At the Vogue Business and TikTok Technology Forum in March, Gucci’s EVP of brand and customer engagement Robert Triefus said Gucci first considers whether its presence on a new game will help players or users express themselves. Then, it builds relationships with the platform’s users and creators before contacting the developers or owners. In this instance, Gucci has been in conversation with Roblox for more than a year.
“Working with a partner like Gucci that wants to enable people to express themselves seemed like a perfect fit,“ Wootton says. “They are so forward-thinking. They were open to working with the community, open to what would work well and to listening and experimenting. They understand that even though you have this massive brand, you have to enter a new platform authentically, and it has to be organic.”
From gaming platform to experience platform
Roblox hopes that the Gucci Garden, which shows off its latest developer tools and lighting technology, will attract a new audience and encourage other developers to dive in. “When Christina [Wootton] and her team brought the opportunity to us, we thought a lot about how we could take a brand that is uber lux in the real world and translate into the metaverse?” says Roblox’s Tucker, who also worked on the Lil Nas X concert. “How could we create an experience that exemplified what Gucci stood for and bring in existing and new users into the space? It’s not just about games.”Most Popular.
Brands can participate in a number of ways, Wootton says. An open-minded attitude is beneficial. Already, many creators have created digital versions of luxury goods that are not formally endorsed by brands.
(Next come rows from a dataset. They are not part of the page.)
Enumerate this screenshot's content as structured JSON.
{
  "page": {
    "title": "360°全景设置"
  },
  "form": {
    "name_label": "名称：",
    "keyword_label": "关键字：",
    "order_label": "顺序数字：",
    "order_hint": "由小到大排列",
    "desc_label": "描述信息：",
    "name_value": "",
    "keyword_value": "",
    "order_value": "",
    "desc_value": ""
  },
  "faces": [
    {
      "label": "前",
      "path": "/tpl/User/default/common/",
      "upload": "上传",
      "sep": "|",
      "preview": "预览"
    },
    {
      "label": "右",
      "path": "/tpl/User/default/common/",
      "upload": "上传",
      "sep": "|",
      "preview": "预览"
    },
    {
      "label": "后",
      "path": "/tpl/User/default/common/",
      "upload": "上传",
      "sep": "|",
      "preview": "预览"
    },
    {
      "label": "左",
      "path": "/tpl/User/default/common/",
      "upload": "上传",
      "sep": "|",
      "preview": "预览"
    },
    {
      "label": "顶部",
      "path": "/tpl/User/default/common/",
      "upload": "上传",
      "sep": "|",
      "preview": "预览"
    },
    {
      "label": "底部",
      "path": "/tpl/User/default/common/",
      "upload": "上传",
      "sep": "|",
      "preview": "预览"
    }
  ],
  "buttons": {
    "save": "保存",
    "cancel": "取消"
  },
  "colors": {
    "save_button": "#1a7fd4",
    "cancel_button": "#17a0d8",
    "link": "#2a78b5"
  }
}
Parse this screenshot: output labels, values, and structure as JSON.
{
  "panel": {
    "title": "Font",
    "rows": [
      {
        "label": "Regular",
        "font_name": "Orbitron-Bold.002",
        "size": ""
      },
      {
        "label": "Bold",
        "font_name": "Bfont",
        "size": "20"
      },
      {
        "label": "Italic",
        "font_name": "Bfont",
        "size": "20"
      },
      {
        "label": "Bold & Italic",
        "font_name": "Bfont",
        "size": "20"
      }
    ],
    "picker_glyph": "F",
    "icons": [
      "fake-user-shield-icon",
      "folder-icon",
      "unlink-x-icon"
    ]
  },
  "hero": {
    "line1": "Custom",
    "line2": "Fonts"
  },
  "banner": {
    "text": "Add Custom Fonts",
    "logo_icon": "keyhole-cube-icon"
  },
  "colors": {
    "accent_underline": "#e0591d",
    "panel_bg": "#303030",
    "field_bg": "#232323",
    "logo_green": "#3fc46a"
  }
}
Going forward, Wootton notes that brands are beginning to consider creating metaverse teams internally, just as they did with social media teams.
Roblox makes it easy and relatively low cost for creators to develop content, meaning the barrier to entry is low and a useful forum to test the waters, says Cathy Hackl of Future Metaverse Labs.
Meanwhile, Hackl dishes out her kids’ allowances in the form of “Robux”. Instead of $10, they receive an approximate equivalent in Roblox currency. She recently paid $200 in Robux for a Stella McCartney bag and $90 for a pair of sunglasses, which equates to about $2 and $.90 respectively in dollars.
While younger players might not be interested in most luxury brands, they do care about the likes of Supreme and Gucci, she says. “My kids don’t want cold, hard cash. They want digital currency. And if they blow $200 Robux on a Stella McCartney purse? That’s their prerogative.”